Ayala: Scott had no authority to remove me from cases

By Bailey Myers, Troy Kinsey and Jerry Hume, Team Coverage
Last Updated: Wednesday, June 28, 2017, 8:50 PM EDT

In a lawsuit that could have an impact on death penalty cases across the state, lawyers for Gov. Rick Scott on Wednesday took aim at Aramis Ayala’s argument that he doesn’t have the authority to take away her ability to prosecute those cases.

It’s been three months since Scott removed Orange-Osceola State Attorney Ayala from dozens of murder cases because she said she wouldn't seek the death penalty under any circumstances.

Ayala is suing Scott, challenging the governor's decision before the Florida Supreme Court in Tallahassee, in a case that could have a big impact not only in the Orlando area but statewide.

Ayala’s lawyers on Wednesday said she's exercising her “prosecutorial discretion” as an independently-elected state attorney.

But the governor's legal team told the court there's a big difference between discretion on a case-by-case basis, looking at the facts and making individual judgments, and what they call “blanket discretion,” or making a philosophical decision not to seek the death penalty in any case.

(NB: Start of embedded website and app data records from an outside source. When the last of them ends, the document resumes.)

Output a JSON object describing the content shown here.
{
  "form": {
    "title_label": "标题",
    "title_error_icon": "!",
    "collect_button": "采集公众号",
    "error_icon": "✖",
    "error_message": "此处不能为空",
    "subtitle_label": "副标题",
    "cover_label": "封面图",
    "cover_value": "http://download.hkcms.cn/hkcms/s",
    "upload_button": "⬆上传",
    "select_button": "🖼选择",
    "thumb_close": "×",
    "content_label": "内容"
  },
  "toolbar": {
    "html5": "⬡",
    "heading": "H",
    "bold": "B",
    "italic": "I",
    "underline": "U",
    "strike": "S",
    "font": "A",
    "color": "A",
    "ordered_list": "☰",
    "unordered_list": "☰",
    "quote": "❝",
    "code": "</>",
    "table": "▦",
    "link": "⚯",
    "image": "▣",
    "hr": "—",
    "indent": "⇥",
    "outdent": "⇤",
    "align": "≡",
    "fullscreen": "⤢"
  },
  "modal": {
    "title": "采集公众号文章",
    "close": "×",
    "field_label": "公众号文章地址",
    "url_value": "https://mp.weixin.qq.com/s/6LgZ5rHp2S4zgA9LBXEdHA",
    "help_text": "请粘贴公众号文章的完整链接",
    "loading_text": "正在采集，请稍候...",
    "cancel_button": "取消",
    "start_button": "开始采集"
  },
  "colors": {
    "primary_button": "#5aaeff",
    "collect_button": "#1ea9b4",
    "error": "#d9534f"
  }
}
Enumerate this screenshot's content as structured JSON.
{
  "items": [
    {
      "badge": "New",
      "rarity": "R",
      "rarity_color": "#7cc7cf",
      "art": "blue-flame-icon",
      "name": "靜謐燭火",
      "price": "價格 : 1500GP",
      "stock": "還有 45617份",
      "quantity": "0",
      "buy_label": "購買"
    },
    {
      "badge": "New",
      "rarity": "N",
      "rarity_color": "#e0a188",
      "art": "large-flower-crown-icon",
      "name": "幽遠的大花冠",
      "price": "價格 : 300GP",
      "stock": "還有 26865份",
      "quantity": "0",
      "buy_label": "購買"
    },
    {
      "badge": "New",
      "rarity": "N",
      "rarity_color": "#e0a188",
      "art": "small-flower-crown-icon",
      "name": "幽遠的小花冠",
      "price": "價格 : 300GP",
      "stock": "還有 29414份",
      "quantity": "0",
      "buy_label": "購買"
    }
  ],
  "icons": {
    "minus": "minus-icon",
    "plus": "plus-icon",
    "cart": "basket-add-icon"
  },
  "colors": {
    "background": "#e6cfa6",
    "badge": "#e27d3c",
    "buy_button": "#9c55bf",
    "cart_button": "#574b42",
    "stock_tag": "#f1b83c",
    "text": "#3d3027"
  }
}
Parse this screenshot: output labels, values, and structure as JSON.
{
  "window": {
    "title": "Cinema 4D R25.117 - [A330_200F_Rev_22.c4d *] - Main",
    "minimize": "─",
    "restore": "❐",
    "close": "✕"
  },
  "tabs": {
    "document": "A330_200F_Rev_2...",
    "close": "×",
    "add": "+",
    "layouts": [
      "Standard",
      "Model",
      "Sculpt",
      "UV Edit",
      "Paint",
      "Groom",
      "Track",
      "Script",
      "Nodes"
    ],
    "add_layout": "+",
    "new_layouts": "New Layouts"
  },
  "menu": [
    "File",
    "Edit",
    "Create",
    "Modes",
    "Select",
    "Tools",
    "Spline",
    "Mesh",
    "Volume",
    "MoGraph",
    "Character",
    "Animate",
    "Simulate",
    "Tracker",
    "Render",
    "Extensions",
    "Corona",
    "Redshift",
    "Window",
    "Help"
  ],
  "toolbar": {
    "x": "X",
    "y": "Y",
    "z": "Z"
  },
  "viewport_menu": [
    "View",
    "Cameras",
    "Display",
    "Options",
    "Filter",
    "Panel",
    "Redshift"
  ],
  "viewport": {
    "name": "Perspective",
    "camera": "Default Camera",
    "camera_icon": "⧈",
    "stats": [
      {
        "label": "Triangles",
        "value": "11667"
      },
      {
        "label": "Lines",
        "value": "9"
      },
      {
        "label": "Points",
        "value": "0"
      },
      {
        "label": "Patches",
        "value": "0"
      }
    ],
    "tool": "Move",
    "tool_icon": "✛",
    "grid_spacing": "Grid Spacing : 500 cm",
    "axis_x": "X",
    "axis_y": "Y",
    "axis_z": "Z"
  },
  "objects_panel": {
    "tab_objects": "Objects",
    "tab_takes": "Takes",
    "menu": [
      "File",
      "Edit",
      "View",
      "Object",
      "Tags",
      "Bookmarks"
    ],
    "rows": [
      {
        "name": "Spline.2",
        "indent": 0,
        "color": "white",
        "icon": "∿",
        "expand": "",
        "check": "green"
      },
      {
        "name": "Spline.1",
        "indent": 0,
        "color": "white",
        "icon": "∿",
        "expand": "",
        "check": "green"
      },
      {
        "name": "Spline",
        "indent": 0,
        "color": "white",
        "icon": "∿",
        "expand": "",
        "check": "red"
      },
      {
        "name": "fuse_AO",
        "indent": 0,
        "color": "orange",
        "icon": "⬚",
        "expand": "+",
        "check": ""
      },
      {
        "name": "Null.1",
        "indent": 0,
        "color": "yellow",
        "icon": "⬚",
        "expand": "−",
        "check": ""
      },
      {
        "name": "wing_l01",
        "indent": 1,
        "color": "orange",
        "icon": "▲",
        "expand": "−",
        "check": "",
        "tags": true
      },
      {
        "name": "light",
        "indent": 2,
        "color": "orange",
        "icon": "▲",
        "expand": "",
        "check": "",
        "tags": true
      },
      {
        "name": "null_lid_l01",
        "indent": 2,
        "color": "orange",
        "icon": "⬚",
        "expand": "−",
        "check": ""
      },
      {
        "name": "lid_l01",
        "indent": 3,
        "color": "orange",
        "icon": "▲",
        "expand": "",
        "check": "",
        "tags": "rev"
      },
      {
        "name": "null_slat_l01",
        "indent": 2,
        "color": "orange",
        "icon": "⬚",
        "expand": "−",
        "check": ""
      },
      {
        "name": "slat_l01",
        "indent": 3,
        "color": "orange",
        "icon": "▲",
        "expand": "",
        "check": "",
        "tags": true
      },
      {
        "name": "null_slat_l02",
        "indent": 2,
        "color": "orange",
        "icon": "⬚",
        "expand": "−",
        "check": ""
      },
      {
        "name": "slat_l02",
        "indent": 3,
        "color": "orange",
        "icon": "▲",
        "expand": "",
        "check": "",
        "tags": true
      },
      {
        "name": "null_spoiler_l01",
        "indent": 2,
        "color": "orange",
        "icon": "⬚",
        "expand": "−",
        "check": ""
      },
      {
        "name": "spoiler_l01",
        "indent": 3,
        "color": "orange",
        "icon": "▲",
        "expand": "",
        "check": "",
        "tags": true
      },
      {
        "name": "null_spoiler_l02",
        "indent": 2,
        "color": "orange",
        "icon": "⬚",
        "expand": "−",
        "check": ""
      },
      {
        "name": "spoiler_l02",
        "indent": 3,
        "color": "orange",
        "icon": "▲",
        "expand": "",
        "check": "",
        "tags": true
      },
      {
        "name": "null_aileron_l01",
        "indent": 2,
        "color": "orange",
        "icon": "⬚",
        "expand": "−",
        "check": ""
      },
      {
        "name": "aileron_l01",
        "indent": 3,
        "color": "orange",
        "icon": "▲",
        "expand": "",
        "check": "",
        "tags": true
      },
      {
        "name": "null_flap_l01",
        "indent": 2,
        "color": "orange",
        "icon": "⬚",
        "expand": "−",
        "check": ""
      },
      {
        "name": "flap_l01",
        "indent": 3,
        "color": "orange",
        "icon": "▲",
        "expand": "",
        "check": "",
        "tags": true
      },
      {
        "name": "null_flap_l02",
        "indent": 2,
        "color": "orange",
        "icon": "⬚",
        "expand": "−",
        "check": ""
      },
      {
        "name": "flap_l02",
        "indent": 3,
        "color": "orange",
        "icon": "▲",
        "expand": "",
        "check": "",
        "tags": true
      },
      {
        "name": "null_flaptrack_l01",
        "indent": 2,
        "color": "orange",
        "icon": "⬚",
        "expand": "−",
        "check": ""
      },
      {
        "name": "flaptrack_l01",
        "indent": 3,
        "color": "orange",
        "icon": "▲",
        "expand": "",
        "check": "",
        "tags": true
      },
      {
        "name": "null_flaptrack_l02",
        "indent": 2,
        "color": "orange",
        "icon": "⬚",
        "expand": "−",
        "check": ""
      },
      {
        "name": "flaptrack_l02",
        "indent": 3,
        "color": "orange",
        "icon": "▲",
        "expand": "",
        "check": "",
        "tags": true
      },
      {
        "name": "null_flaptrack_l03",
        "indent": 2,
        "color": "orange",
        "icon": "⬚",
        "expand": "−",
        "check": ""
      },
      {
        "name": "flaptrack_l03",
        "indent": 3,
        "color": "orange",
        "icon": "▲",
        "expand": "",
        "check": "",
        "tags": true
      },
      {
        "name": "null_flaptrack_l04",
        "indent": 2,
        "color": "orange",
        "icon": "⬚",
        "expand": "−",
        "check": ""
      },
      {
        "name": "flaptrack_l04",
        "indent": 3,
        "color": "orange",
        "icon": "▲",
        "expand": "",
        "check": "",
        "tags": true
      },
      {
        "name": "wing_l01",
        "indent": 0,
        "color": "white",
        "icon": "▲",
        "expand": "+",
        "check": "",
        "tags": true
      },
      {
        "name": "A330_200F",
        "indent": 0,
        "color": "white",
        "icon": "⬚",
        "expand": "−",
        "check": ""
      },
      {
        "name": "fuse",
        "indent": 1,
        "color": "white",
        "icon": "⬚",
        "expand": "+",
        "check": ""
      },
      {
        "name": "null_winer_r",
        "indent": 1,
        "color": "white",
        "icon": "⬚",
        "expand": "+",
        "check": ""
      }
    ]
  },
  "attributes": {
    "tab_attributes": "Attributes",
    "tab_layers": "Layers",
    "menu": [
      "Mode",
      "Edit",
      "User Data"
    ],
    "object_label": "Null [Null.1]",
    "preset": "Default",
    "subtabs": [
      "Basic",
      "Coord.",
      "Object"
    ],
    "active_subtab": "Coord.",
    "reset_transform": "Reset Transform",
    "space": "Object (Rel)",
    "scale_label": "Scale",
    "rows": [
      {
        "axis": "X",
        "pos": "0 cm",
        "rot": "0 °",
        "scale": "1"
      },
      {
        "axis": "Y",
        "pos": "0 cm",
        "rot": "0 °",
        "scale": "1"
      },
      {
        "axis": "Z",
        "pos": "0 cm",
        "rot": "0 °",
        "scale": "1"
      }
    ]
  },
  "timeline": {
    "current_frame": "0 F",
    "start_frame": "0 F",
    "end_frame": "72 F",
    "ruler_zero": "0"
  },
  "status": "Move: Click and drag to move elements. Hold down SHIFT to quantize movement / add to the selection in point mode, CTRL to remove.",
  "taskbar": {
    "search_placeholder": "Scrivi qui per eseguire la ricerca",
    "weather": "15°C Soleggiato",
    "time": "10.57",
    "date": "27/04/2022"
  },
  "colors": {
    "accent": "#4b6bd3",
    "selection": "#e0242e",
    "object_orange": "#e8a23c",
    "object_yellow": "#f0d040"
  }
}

Florida Supreme Court justices on both sides of the political spectrum suggested that might not be covered under the law.

“There's a world of difference between a discretionary, flexible prosecutorial guideline that keeps open the possibility that a statute could be applied in some set of circumstances, on the one hand, and the across-the-board policy that petitioner articulated here, which effectively takes the death penalty off the books with respect to the Ninth Judicial Circuit,” Florida Solicitor General Amit Agarwal said.

Ayala's lawyers also argue that the state's death penalty statutes don't prevent prosecutors from seeking another sentence — such as life in prison — instead.

She also contends that she was independently elected by voters, and removing her from cases in her district could undermine the entire justice system in Florida. Attorneys for Scott disagree, saying Ayala’s blanket decision — refusing to not seek the death penalty — sets a dangerous precedent.

"While she is independently elected, in her capacity as a prosecutor, when she’s making those decisions, she’s exercising executive power and under the Florida state constitution, the governor is the chief executive of the state," said Barry University assistant professor Michael Morley, who is not involved in the case. "Ultimately, the governor has the responsibility to take care that the laws be faithfully executed, included laws governing the death penalty and the circumstances under which it’s available."

The battle started in March, when Ayala announced she would no longer seek the death penalty in any cases in her district. That included the case against Markeith Loyd, accused of killing a pregnant woman and an Orlando police lieutenant.

After that, Scott removed Ayala from not just the Loyd case, but 21 other high-profile murder cases.

The Florida Supreme Court’s ruling could have life-or-death implications. The decision will determine whether there will be more death penalty cases — or none at all.

Ayala has also sued Scott in federal court, but that’s on hold until the Florida Supreme Court lawsuit is resolved, which could take months.

Judge: Ayala v. Scott has enormous repercussions

From a judge's perspective, the Ayala v. Scott Supreme Court case will have incredible repercussions no matter what the justices rule on.

Retired Judge O.H. Eaton watched the Supreme Court proceedings Wednesday and said this case is crucial. 

Eaton served on the 18th Judicial Circuit Court bench for 24 years, training state and federal judges on capital cases

"This court case has to do with who has the authority to do what," Eaton said Wednesday.

Although it's unclear who the Supreme Court justices will side with, Eaton says the debate over the prosecutor's decision on the death penalty could determine how State Attorneys prosecute cases throughout the state.

"Assuming they rule in favor of the governor in this case, that means that the governor has the authority to interfere with individual cases as they are assigned to prosecutors -- elected prosecutors," Eaton said.

Although the case has made it all the way to the Florida Supreme Court, Eaton says he doesn't think it will end there.

"The decision, no matter what it is, may call for legislation, I think this is just the beginning. We are going to have Round Two once a decision is made," Eaton said.